Felt pretty good on the 20-mile stretch too. I neglected to mention that I had waited to take my ride until pretty late in the day, in hopes that the wind would die down. It did, but that first 15 miles, I still got plenty of it.
Overall, I was pleased with my performance considering the time I always lose on the rough four miles of pavement and the gusty wind to start the day.
On Sundays I ride with the Ranch Ride training group. This is a charity ride set for June 2 that benefits the Soaring Wings Ranch. I haven’t actually registered for the event, yet, but I’m pretty sure I will. Here’s what today’s ride looked like:
Riding a bike today was just a stupid idea. The wind was steady blowing at 20 mph or so and strong 30 mph gusts were pretty damn common. Great day to have a little help from the group.
I ride to the ride every week from the house, usually gets me an extra 10 miles or so. Today, though, it was straight into that 20 mph headwind. I thought I was going to be late. We headed out in the same direction, before turning and getting a good cross-wind for a while.
Once we got out to the highway, I don’t know where the wind was coming from. I just know it was not coming from behind us. Nevertheless, we had a pretty good pace going. I had moved up to the front to take a pull when all of the sudden the rider behind me informs me that there was a crash back in the pack. I have no idea what happened. We looped around to pick up the group. Those involved with the crash took it on home. My time at the front was done, I was not terribly disappointed in this.
I felt like we had a good trip out despite the wind. The group stuck together, we had a nice pace. About all you can ask for with the howling wind.
We turned around, hoping for a tailwind. Nope. Didn’t happen. On the way back, the faster guys took off. For the majority of the way back there were about six or seven us working pretty good before I think the wind finally took it’s toll. A group of about four pushed the pace, a couple fell off the back and I got stuck in the gap. This is something I do far too often. I usually don’t care on a day when the wind is calm. But today it was not an enviable position. I didn’t want to fall off with the slower riders and the group in front of me was soon out of sight. So I was riding it solo, essentially.
Passed another group of riders, not affiliated with us, zipped by them, but then got a little help from another pair of cyclists further up the road.

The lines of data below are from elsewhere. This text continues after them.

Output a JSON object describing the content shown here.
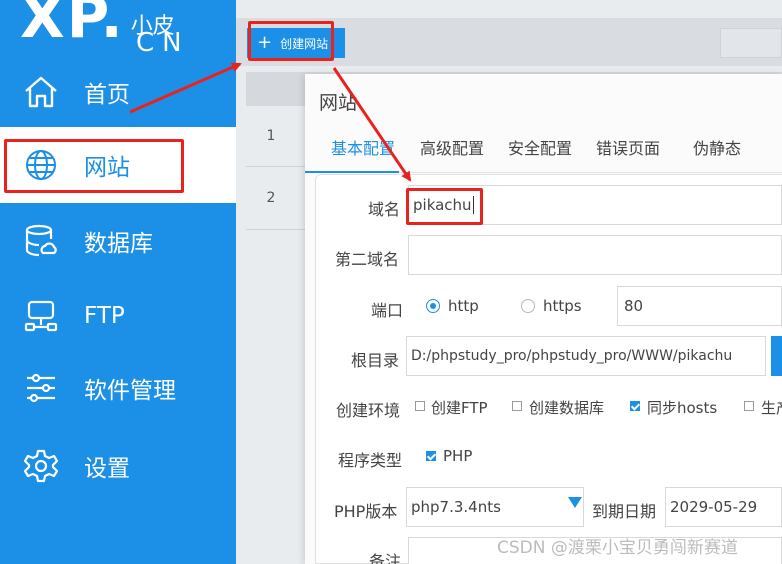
{
  "logo": {
    "main": "XP.",
    "sub": "小皮",
    "cn": "CN"
  },
  "sidebar": {
    "items": [
      {
        "label": "首页",
        "icon": "home-icon"
      },
      {
        "label": "网站",
        "icon": "globe-icon",
        "active": true
      },
      {
        "label": "数据库",
        "icon": "database-icon"
      },
      {
        "label": "FTP",
        "icon": "ftp-server-icon"
      },
      {
        "label": "软件管理",
        "icon": "sliders-icon"
      },
      {
        "label": "设置",
        "icon": "gear-icon"
      }
    ]
  },
  "toolbar": {
    "create_label": "创建网站",
    "create_icon": "plus-icon"
  },
  "table": {
    "rows": [
      "1",
      "2"
    ]
  },
  "dialog": {
    "title": "网站",
    "tabs": [
      "基本配置",
      "高级配置",
      "安全配置",
      "错误页面",
      "伪静态"
    ],
    "active_tab": "基本配置",
    "form": {
      "domain_label": "域名",
      "domain_value": "pikachu",
      "second_domain_label": "第二域名",
      "second_domain_value": "",
      "port_label": "端口",
      "protocols": [
        {
          "label": "http",
          "selected": true
        },
        {
          "label": "https",
          "selected": false
        }
      ],
      "port_value": "80",
      "root_label": "根目录",
      "root_value": "D:/phpstudy_pro/phpstudy_pro/WWW/pikachu",
      "env_label": "创建环境",
      "env_options": [
        {
          "label": "创建FTP",
          "checked": false
        },
        {
          "label": "创建数据库",
          "checked": false
        },
        {
          "label": "同步hosts",
          "checked": true
        },
        {
          "label": "生产",
          "checked": false
        }
      ],
      "program_label": "程序类型",
      "program_options": [
        {
          "label": "PHP",
          "checked": true
        }
      ],
      "php_version_label": "PHP版本",
      "php_version_value": "php7.3.4nts",
      "expire_label": "到期日期",
      "expire_value": "2029-05-29",
      "note_label": "备注"
    }
  },
  "watermark": "CSDN @渡栗小宝贝勇闯新赛道",
  "colors": {
    "accent": "#1c8fe6",
    "highlight": "#e8231e",
    "sidebar_bg": "#1c8fe6"
  }
}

One of the guys that had left with the guys in front when I got stuck in the gap had looped back to check on the riders that had fallen off the back. He caught me as we turned down the home stretch, informing me that he hadn’t been able to find our crew that fell back. So we pedaled on back to the ride’s start/finish point finally enjoying a glorious tailwind. I split off to just head back home and probably would’ve ridden for three more hours as long as I could’ve just went straight down the road with the great boost from the tailwind.
At this point of the year, I feel pretty good about the shape I’m in. I’ve got one charity ride under my belt and I’ve ridden seven 100-mile (or more) weeks already this year. Last year, I didn’t crack a 100-mile week until May.

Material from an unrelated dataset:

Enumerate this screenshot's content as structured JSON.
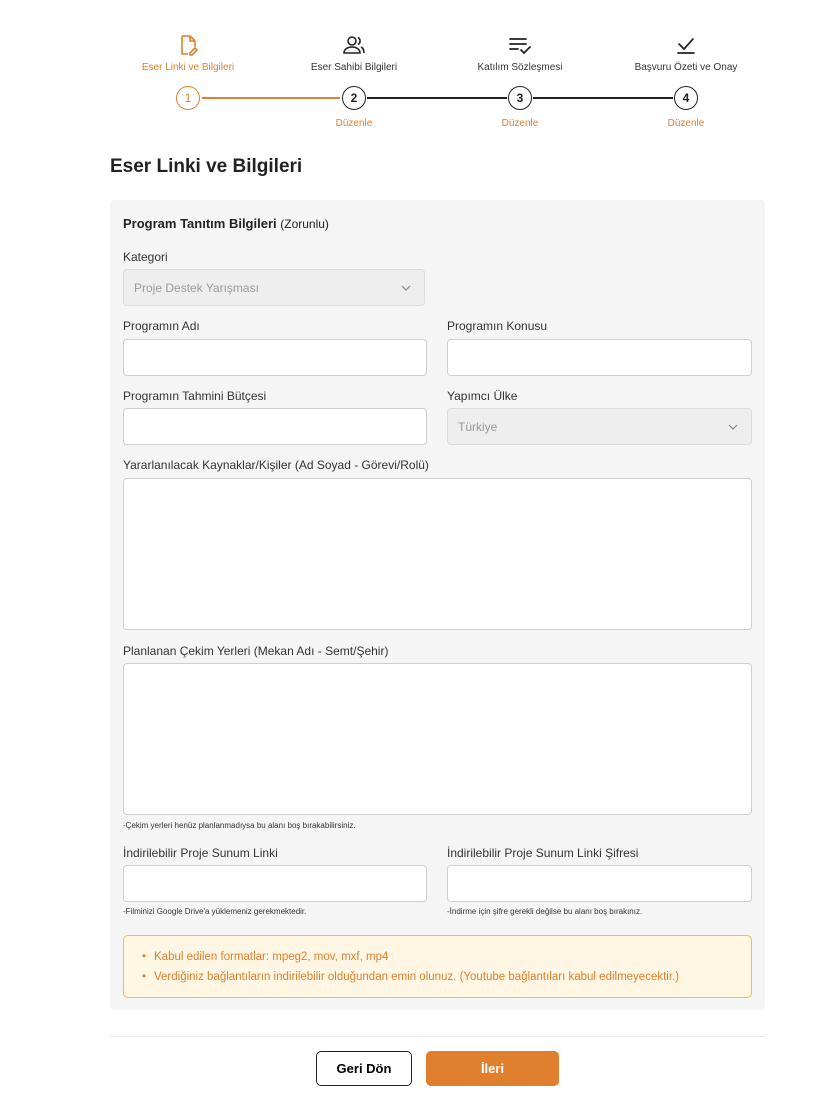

I’m toying around with the idea of either extending my morning rides or mixing in some afternoon rides on days I don’t ride in the morning. It’s hard to squeeze in ride time with a 33-mile commute to and from work everyday, but now that days are longer, I think I can up my miles somehow. Stay tuned.